Much of living is inattentiveness. One of the most significant tasks we perform with our highly developed brains is to not pay attention to things. We are constantly pinged with sensations: noise, smell, touch, visual stimulation, most of which is irrelevant to the things we want to do right now and so our brains quietly tune it out, relegate it to the vague background. If we were unable to do this we would be constantly overwhelmed by the world, endlessly distracted, incapable of a sense of self, lost and unable to act. But sometimes we deploy this extraordinary ability to filter reality in sadder ways.

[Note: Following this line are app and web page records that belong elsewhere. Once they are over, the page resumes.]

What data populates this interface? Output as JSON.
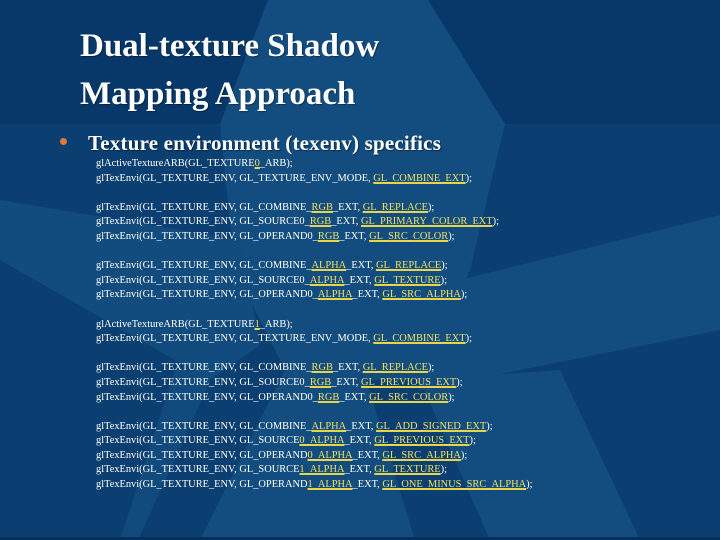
{
  "slide": {
    "title_line1": "Dual-texture Shadow",
    "title_line2": "Mapping Approach",
    "bullet_icon": "orange-dot-bullet",
    "bullet_text": "Texture environment (texenv) specifics",
    "colors": {
      "background": "#073869",
      "background_rays": "#134d7f",
      "title": "#ffffff",
      "bullet": "#e07a36",
      "highlight": "#f0e068"
    }
  },
  "code_groups": [
    [
      [
        {
          "t": "glActiveTextureARB(GL_TEXTURE"
        },
        {
          "t": "0",
          "hl": true
        },
        {
          "t": "_ARB);"
        }
      ],
      [
        {
          "t": "glTexEnvi(GL_TEXTURE_ENV, GL_TEXTURE_ENV_MODE, "
        },
        {
          "t": "GL_COMBINE_EXT",
          "hl": true
        },
        {
          "t": ");"
        }
      ]
    ],
    [
      [
        {
          "t": "glTexEnvi(GL_TEXTURE_ENV, GL_COMBINE_"
        },
        {
          "t": "RGB",
          "hl": true
        },
        {
          "t": "_EXT, "
        },
        {
          "t": "GL_REPLACE",
          "hl": true
        },
        {
          "t": ");"
        }
      ],
      [
        {
          "t": "glTexEnvi(GL_TEXTURE_ENV, GL_SOURCE0_"
        },
        {
          "t": "RGB",
          "hl": true
        },
        {
          "t": "_EXT, "
        },
        {
          "t": "GL_PRIMARY_COLOR_EXT",
          "hl": true
        },
        {
          "t": ");"
        }
      ],
      [
        {
          "t": "glTexEnvi(GL_TEXTURE_ENV, GL_OPERAND0_"
        },
        {
          "t": "RGB",
          "hl": true
        },
        {
          "t": "_EXT, "
        },
        {
          "t": "GL_SRC_COLOR",
          "hl": true
        },
        {
          "t": ");"
        }
      ]
    ],
    [
      [
        {
          "t": "glTexEnvi(GL_TEXTURE_ENV, GL_COMBINE_"
        },
        {
          "t": "ALPHA",
          "hl": true
        },
        {
          "t": "_EXT, "
        },
        {
          "t": "GL_REPLACE",
          "hl": true
        },
        {
          "t": ");"
        }
      ],
      [
        {
          "t": "glTexEnvi(GL_TEXTURE_ENV, GL_SOURCE0_"
        },
        {
          "t": "ALPHA",
          "hl": true
        },
        {
          "t": "_EXT, "
        },
        {
          "t": "GL_TEXTURE",
          "hl": true
        },
        {
          "t": ");"
        }
      ],
      [
        {
          "t": "glTexEnvi(GL_TEXTURE_ENV, GL_OPERAND0_"
        },
        {
          "t": "ALPHA",
          "hl": true
        },
        {
          "t": "_EXT, "
        },
        {
          "t": "GL_SRC_ALPHA",
          "hl": true
        },
        {
          "t": ");"
        }
      ]
    ],
    [
      [
        {
          "t": "glActiveTextureARB(GL_TEXTURE"
        },
        {
          "t": "1",
          "hl": true
        },
        {
          "t": "_ARB);"
        }
      ],
      [
        {
          "t": "glTexEnvi(GL_TEXTURE_ENV, GL_TEXTURE_ENV_MODE, "
        },
        {
          "t": "GL_COMBINE_EXT",
          "hl": true
        },
        {
          "t": ");"
        }
      ]
    ],
    [
      [
        {
          "t": "glTexEnvi(GL_TEXTURE_ENV, GL_COMBINE_"
        },
        {
          "t": "RGB",
          "hl": true
        },
        {
          "t": "_EXT, "
        },
        {
          "t": "GL_REPLACE",
          "hl": true
        },
        {
          "t": ");"
        }
      ],
      [
        {
          "t": "glTexEnvi(GL_TEXTURE_ENV, GL_SOURCE0_"
        },
        {
          "t": "RGB",
          "hl": true
        },
        {
          "t": "_EXT, "
        },
        {
          "t": "GL_PREVIOUS_EXT",
          "hl": true
        },
        {
          "t": ");"
        }
      ],
      [
        {
          "t": "glTexEnvi(GL_TEXTURE_ENV, GL_OPERAND0_"
        },
        {
          "t": "RGB",
          "hl": true
        },
        {
          "t": "_EXT, "
        },
        {
          "t": "GL_SRC_COLOR",
          "hl": true
        },
        {
          "t": ");"
        }
      ]
    ],
    [
      [
        {
          "t": "glTexEnvi(GL_TEXTURE_ENV, GL_COMBINE_"
        },
        {
          "t": "ALPHA",
          "hl": true
        },
        {
          "t": "_EXT, "
        },
        {
          "t": "GL_ADD_SIGNED_EXT",
          "hl": true
        },
        {
          "t": ");"
        }
      ],
      [
        {
          "t": "glTexEnvi(GL_TEXTURE_ENV, GL_SOURCE"
        },
        {
          "t": "0_ALPHA",
          "hl": true
        },
        {
          "t": "_EXT, "
        },
        {
          "t": "GL_PREVIOUS_EXT",
          "hl": true
        },
        {
          "t": ");"
        }
      ],
      [
        {
          "t": "glTexEnvi(GL_TEXTURE_ENV, GL_OPERAND"
        },
        {
          "t": "0_ALPHA",
          "hl": true
        },
        {
          "t": "_EXT, "
        },
        {
          "t": "GL_SRC_ALPHA",
          "hl": true
        },
        {
          "t": ");"
        }
      ],
      [
        {
          "t": "glTexEnvi(GL_TEXTURE_ENV, GL_SOURCE"
        },
        {
          "t": "1_ALPHA",
          "hl": true
        },
        {
          "t": "_EXT, "
        },
        {
          "t": "GL_TEXTURE",
          "hl": true
        },
        {
          "t": ");"
        }
      ],
      [
        {
          "t": "glTexEnvi(GL_TEXTURE_ENV, GL_OPERAND"
        },
        {
          "t": "1_ALPHA",
          "hl": true
        },
        {
          "t": "_EXT, "
        },
        {
          "t": "GL_ONE_MINUS_SRC_ALPHA",
          "hl": true
        },
        {
          "t": ");"
        }
      ]
    ]
  ]
}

A few weeks past, I rode the escalator down to the platform of the Macquarie University train station and landed standing next to someone who I thought I recognised. He thought he recognised me too. So we blinked at each other a few times and awkwardly smiled, waiting to see if the other would smile back. He did, I did. We said ‘hello’. He used to live with us at RMC. I asked where he was living now. He told me. I asked him how it was. Not so good, terrible really… He pursues a goal—a dream of competing for an athletic prize in figure skating that leads him to constant training. With his attention fixed on that goal—early mornings on the ice, back again in the afternoons, competing, studying, working—for him friendship has become impossible. I’d barely ever had a conversation with him before but on the platform his heart was breaking in front of me. Humans wither without being known by others.
I put my hand on his arm and told him I was sorry, so sorry that he seemed so alone in it all. As the train arrived, he laid his hand along my cheek, left it there for a moment, looked at me wet-eyed, then turned away without saying anything else and walked quickly away to board the train on a different carriage: ashamed that I had seen his tears.
I rode the train that day in silence, sadness, and prayer.